RADIO NEW ZEALAND INTERNATIONAL
THE HEAD OF SCIENCE at Papua New Guinea’s Institute of Medical Research, Andrew Vallely, says cervical cancer kills 1,500 women a year, more than any other cancer and a rate among the highest in the world.
He says pap smear screening has worked very well in urban areas over the last decade but is not as successful in rural parts of the country where the majority of women live.
Dr Vallely says a simultaneous screening and treatment early intervention program being trialled in the Highlands is likely to be rolled out across PNG.

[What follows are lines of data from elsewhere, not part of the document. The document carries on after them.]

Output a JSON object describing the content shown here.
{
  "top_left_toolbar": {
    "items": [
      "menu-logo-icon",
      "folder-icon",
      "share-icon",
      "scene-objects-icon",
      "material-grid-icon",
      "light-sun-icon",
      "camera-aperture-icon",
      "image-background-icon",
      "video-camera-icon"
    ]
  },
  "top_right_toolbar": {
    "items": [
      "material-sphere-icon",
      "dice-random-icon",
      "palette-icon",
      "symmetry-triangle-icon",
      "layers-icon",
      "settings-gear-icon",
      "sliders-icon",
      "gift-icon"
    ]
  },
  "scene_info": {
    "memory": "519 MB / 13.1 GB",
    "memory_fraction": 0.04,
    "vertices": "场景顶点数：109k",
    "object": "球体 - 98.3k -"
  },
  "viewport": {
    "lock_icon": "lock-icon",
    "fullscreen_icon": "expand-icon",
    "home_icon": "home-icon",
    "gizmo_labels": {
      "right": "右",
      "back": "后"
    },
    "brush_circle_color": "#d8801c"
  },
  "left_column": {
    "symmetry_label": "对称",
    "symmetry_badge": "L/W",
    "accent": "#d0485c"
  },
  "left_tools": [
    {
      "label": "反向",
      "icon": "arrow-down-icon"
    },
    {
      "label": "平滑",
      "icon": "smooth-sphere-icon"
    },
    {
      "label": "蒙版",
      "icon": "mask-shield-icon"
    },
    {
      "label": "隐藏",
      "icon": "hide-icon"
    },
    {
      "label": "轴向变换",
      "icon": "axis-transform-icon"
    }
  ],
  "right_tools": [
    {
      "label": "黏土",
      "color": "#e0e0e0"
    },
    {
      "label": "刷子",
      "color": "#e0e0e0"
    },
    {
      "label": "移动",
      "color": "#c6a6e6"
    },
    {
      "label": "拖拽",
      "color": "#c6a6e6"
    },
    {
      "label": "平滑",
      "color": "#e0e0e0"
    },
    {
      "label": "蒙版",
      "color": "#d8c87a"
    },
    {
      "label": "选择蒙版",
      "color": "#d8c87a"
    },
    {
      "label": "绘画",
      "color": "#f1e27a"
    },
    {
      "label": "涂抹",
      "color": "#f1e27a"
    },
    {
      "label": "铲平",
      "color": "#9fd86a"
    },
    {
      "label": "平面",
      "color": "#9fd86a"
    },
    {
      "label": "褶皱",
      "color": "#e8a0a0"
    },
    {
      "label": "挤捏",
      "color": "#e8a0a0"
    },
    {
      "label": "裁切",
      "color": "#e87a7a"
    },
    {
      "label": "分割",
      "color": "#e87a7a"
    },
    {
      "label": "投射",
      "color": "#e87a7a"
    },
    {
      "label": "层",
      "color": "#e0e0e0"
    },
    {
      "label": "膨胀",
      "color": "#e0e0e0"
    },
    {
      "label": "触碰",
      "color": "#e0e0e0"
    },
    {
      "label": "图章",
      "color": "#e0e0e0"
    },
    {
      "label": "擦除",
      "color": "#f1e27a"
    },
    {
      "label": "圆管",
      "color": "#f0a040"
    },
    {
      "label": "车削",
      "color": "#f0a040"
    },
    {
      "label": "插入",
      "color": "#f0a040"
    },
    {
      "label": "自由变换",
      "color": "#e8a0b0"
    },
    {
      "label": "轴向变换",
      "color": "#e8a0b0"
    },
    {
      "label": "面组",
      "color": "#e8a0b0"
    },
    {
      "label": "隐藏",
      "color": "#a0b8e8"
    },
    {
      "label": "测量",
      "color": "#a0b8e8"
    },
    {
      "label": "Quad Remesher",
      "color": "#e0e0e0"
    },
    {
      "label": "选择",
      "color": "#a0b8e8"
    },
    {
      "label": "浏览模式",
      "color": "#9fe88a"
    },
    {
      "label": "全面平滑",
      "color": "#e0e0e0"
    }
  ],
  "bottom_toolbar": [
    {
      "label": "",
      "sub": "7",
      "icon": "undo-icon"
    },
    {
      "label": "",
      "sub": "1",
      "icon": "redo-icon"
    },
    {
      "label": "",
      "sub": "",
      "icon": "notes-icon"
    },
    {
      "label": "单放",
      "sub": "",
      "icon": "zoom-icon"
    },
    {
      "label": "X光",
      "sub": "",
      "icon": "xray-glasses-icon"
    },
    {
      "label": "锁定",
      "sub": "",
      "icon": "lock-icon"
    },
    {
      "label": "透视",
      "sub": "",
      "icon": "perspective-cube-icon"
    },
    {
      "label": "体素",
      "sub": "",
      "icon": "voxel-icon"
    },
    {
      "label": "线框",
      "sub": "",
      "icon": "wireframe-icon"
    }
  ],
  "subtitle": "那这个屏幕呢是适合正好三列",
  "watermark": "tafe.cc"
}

“I think we are getting to the stage where we’ll soon have the data that can help policy makers develop definitive policy in these areas both for primary prevention, which is vaccination, and also secondary prevention, screening and early treatment,” he said.
Researchers are also looking at the incidence in the community of the cervical cancer-causing HPV virus.